There is archeological indication, founded on “carbon dated Scandinavian mice bones found on the islands and the following extinction of many bird species”, that 900 – 1030 AD the islands could have been visited by vikings. As early as 1339 there was indication that some of the Atlantic islands existed long before their official discovery and settlement. Around 1420 the first Portuguese settlers began colonising the cluster of islands.
‘the pearl of the Atlantic’
makes promises of fabulous holidays with fantastic scenery, serene ambience a wonderful mild climate and very colourful folk traditions and its fabulous, tempting “seductive” cuisine… Based on peasant traditions is found in the local foods. The locals feel the nearer you can get to the customary/old style cooking the better the food tastes. You will find a variety of meat dishes and also fish – fishing is very popular. We should not miss mentioning “picado”, which is a very popular food/dish, which is served in different sizes depending on how many people or guests you are feeding. Traditionally it comprises of pieces/small chunks of beef fried in a pan with garlic. Occasionally red peppers are added and the “Picado” is served in one big dish fenced by a wall of french fries. All guests eat from the same dish with a wooden fork or a toothpick (picar – pick). It suggests it is an easy dish to prepare for family an friends. Another popular dish is espetada – again chunks of beef rubbed with garlic, marinated in madeira wine, wine vinegar, olive oil with bay leaves then skewered and cooked on a grill over smouldering wood chips; but we have had beef two days running so opted for chicken tonight instead. Food influences in Madeira are Portuguese and the recipe I found for tonight is Portuguese and was found on a site promoting recipes from Madeira, and by the time I had realised it was too late and cooking had started. Orange Chicken (Frango Com Laranja)

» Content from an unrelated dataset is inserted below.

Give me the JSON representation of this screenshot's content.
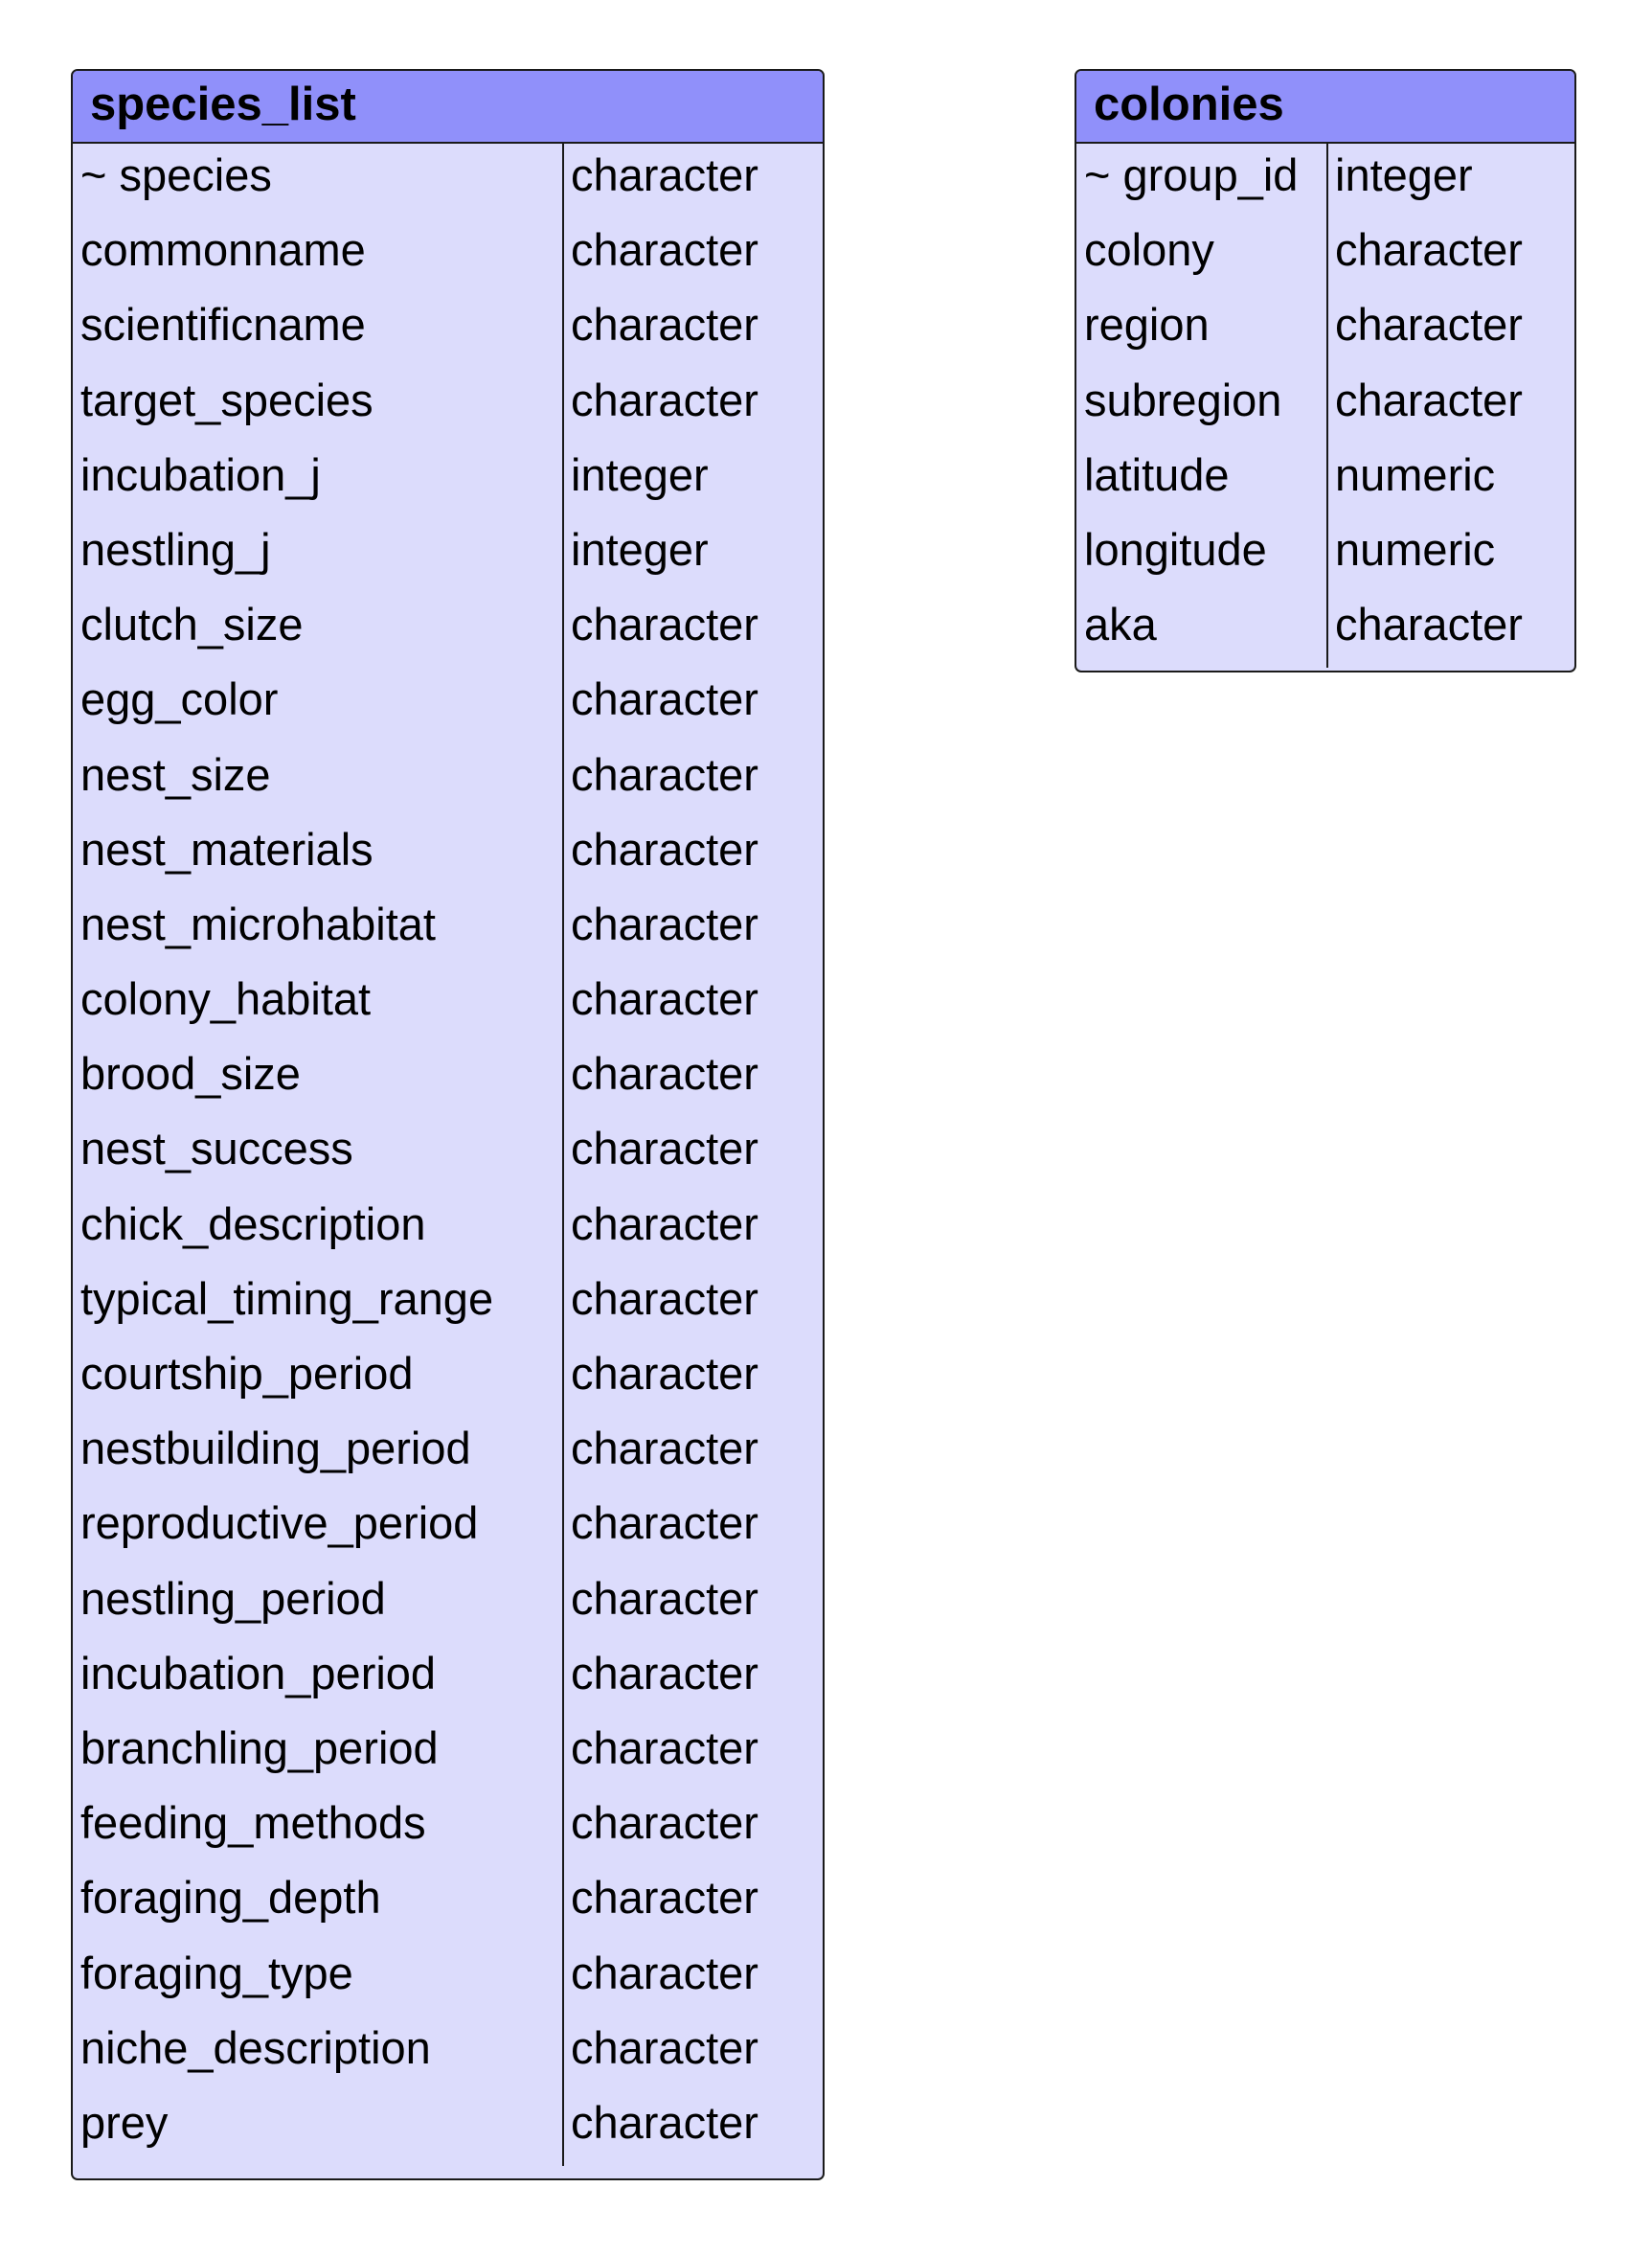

A recipe easy enough to cook. Place butter garlic and bay leaves in a pan with the chicken pieces and turn on the gas and cook until golden brown. I opted for chicken pieces instead of a whole chicken cut up. I used thighs, drumsticks and breast – this would give each person a choice.
Add water/stock and eventually the orange juice. Cook through until the chicken is cooked and practically falling off the bone.
The chicken did smell nice as it was cooking but I accredited this to the amount of butter it was cooked in.
Serve simply with some rice and slices of orange on the top…
Family Verdict: Mixed reviews really. Although the chicken was cooked nicely and did practically fall off the bone, Hubby felt it was boring and bland and I have to agree… I couldn’t taste the orange flavour in the sauce at all. However, the children, young adults, thought it was lovely and Rory cleared the pan of all the chicken left. Not sure I would be in a hurry to cook this again.